It’s Boulder Startup Week and there is a great lineup of events happening all week. I was really grateful when Dave Mayer from Technical Integrity suggested I consider an event during BSW to highlight some of the trends around diversity that we write about in The New Builders. Makisha Boothe from Sistahbiz (who is featured in the book) is going to join me for a wide ranging discussion about who is actually starting businesses these days and how we can and need to better support them. I hope you can join us for it, Tuesday May 11 at 1pm MTN. You can register here. And, of course, check out the other great Boulder Startup Week events taking place all week.
Also tomorrow – 11am MTN – my TNB co-author Elizabeth MacBride and I will be doing a live feed on Instagram with Camelback Ventures, an accelerator that works with early-stage, underrepresented entrepreneurs with the aim to increase individual and community education, and generational wealth. This is another great example of a support network that’s so critical for the new economy. Follow Camelback to join this event live, ask questions, and participate in this important conversation.
Next Tuesday, May 18, VentureCrush is going to host, Maya Horgan Famodu of Ingressive Capital, Kathryn Finney of Genius Guild as well as several other notable guests from business and venture (and me!). Given the deep diversity of this panel, it will undoubtedly be a fascinating conversation around the future of small business in the US and abroad.
Lastly, Foundry is hosting Elizabeth MacBride and me along with Senator John Hickenlooper, Congressman Joe Neguse and some amazing local New Builders to talk about infrastructure for small business and how government can better support our small business owners (from both a practical and a policy perspective). This event will be held on May 18th at 1pm MTN. I’ll be writing more about this later in the week so keep an eye out for further details.
Uncharted is about to launch applications for their new Economic Inequality Initiative to support teams working on radical ideas to address economic inequality.
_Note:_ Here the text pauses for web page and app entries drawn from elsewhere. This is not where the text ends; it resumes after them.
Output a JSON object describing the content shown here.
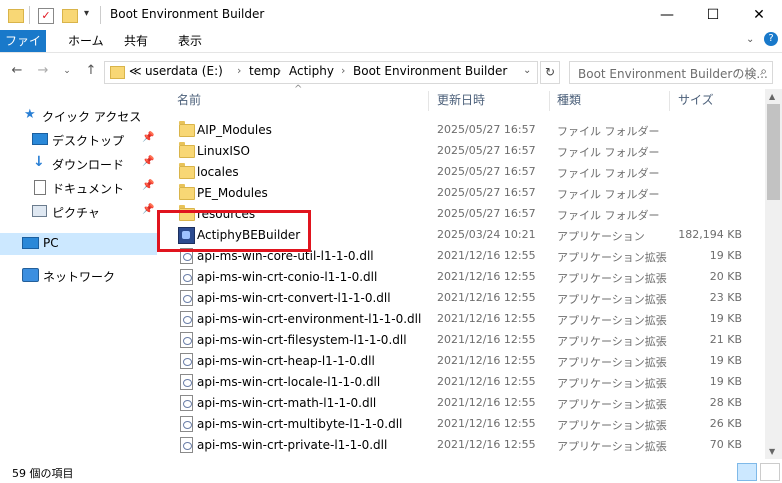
{
  "window": {
    "title": "Boot Environment Builder",
    "minimize": "—",
    "maximize": "☐",
    "close": "✕"
  },
  "ribbon": {
    "tabs": [
      "ファイル",
      "ホーム",
      "共有",
      "表示"
    ]
  },
  "address": {
    "segments": [
      "≪",
      "userdata (E:)",
      "temp",
      "Actiphy",
      "Boot Environment Builder"
    ],
    "search_placeholder": "Boot Environment Builderの検..."
  },
  "nav": {
    "items": [
      {
        "label": "クイック アクセス",
        "icon": "star-icon"
      },
      {
        "label": "デスクトップ",
        "icon": "desktop-icon",
        "pinned": true
      },
      {
        "label": "ダウンロード",
        "icon": "download-icon",
        "pinned": true
      },
      {
        "label": "ドキュメント",
        "icon": "document-icon",
        "pinned": true
      },
      {
        "label": "ピクチャ",
        "icon": "picture-icon",
        "pinned": true
      },
      {
        "label": "PC",
        "icon": "pc-icon",
        "selected": true
      },
      {
        "label": "ネットワーク",
        "icon": "network-icon"
      }
    ]
  },
  "columns": {
    "name": "名前",
    "date": "更新日時",
    "type": "種類",
    "size": "サイズ"
  },
  "files": [
    {
      "name": "AIP_Modules",
      "date": "2025/05/27 16:57",
      "type": "ファイル フォルダー",
      "size": "",
      "kind": "folder"
    },
    {
      "name": "LinuxISO",
      "date": "2025/05/27 16:57",
      "type": "ファイル フォルダー",
      "size": "",
      "kind": "folder"
    },
    {
      "name": "locales",
      "date": "2025/05/27 16:57",
      "type": "ファイル フォルダー",
      "size": "",
      "kind": "folder"
    },
    {
      "name": "PE_Modules",
      "date": "2025/05/27 16:57",
      "type": "ファイル フォルダー",
      "size": "",
      "kind": "folder"
    },
    {
      "name": "resources",
      "date": "2025/05/27 16:57",
      "type": "ファイル フォルダー",
      "size": "",
      "kind": "folder"
    },
    {
      "name": "ActiphyBEBuilder",
      "date": "2025/03/24 10:21",
      "type": "アプリケーション",
      "size": "182,194 KB",
      "kind": "exe"
    },
    {
      "name": "api-ms-win-core-util-l1-1-0.dll",
      "date": "2021/12/16 12:55",
      "type": "アプリケーション拡張",
      "size": "19 KB",
      "kind": "dll"
    },
    {
      "name": "api-ms-win-crt-conio-l1-1-0.dll",
      "date": "2021/12/16 12:55",
      "type": "アプリケーション拡張",
      "size": "20 KB",
      "kind": "dll"
    },
    {
      "name": "api-ms-win-crt-convert-l1-1-0.dll",
      "date": "2021/12/16 12:55",
      "type": "アプリケーション拡張",
      "size": "23 KB",
      "kind": "dll"
    },
    {
      "name": "api-ms-win-crt-environment-l1-1-0.dll",
      "date": "2021/12/16 12:55",
      "type": "アプリケーション拡張",
      "size": "19 KB",
      "kind": "dll"
    },
    {
      "name": "api-ms-win-crt-filesystem-l1-1-0.dll",
      "date": "2021/12/16 12:55",
      "type": "アプリケーション拡張",
      "size": "21 KB",
      "kind": "dll"
    },
    {
      "name": "api-ms-win-crt-heap-l1-1-0.dll",
      "date": "2021/12/16 12:55",
      "type": "アプリケーション拡張",
      "size": "19 KB",
      "kind": "dll"
    },
    {
      "name": "api-ms-win-crt-locale-l1-1-0.dll",
      "date": "2021/12/16 12:55",
      "type": "アプリケーション拡張",
      "size": "19 KB",
      "kind": "dll"
    },
    {
      "name": "api-ms-win-crt-math-l1-1-0.dll",
      "date": "2021/12/16 12:55",
      "type": "アプリケーション拡張",
      "size": "28 KB",
      "kind": "dll"
    },
    {
      "name": "api-ms-win-crt-multibyte-l1-1-0.dll",
      "date": "2021/12/16 12:55",
      "type": "アプリケーション拡張",
      "size": "26 KB",
      "kind": "dll"
    },
    {
      "name": "api-ms-win-crt-private-l1-1-0.dll",
      "date": "2021/12/16 12:55",
      "type": "アプリケーション拡張",
      "size": "70 KB",
      "kind": "dll"
    }
  ],
  "status": {
    "item_count": "59 個の項目"
  },
  "colors": {
    "accent": "#1979ca",
    "highlight_border": "#e0141e",
    "selected_nav": "#cce8ff"
  }
}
I have a long history with the Unreasonable Institute (renamed Uncharted in 2017) and the work they’ve been doing around empowering entrepreneurs from many different backgrounds who are working across the globe on some of our world’s most important problems. Since 2010, they have helped an amazing set of entrepreneurs raise over $250 million, created impact in 96 countries, and benefited 37 million lives around the world. Amazing!
Seeing extreme economic inequality as one of the biggest threats to America in the next 30 years, they’re launching their most ambitious program ever. I hope you can help get the word out. I’m really excited to be participating in this program.
The Economic Inequality Initiative focuses on supporting early-stage organizations (both for-profit and non-profit) with the clarity, connections, and capital they need to scale their solution, technology, pilot, or initiative that is addressing extreme economic inequality in the US.
Each participant gets:
- $25,000 unrestricted grant
- Access to world-class mentors
- Financial and Investment Experts to help teams prepare to raise capital. For every $1 that goes to Uncharted, we turn it into $8 of additional capital our portfolio takes on within two years
The Ideal Participant
- Type: Pre-incorporation, nonprofits, for-profits, pilots, partnerships, and policy experiments
- Stage: Completed a pilot or has proof of concept
- Geography: US-focused
I encourage anyone interested in social enterprise to check this out, even if you’re not looking for funding. Unreasonable is doing amazing work and they’re worth paying attention to. You can sign up for notifications and tips here.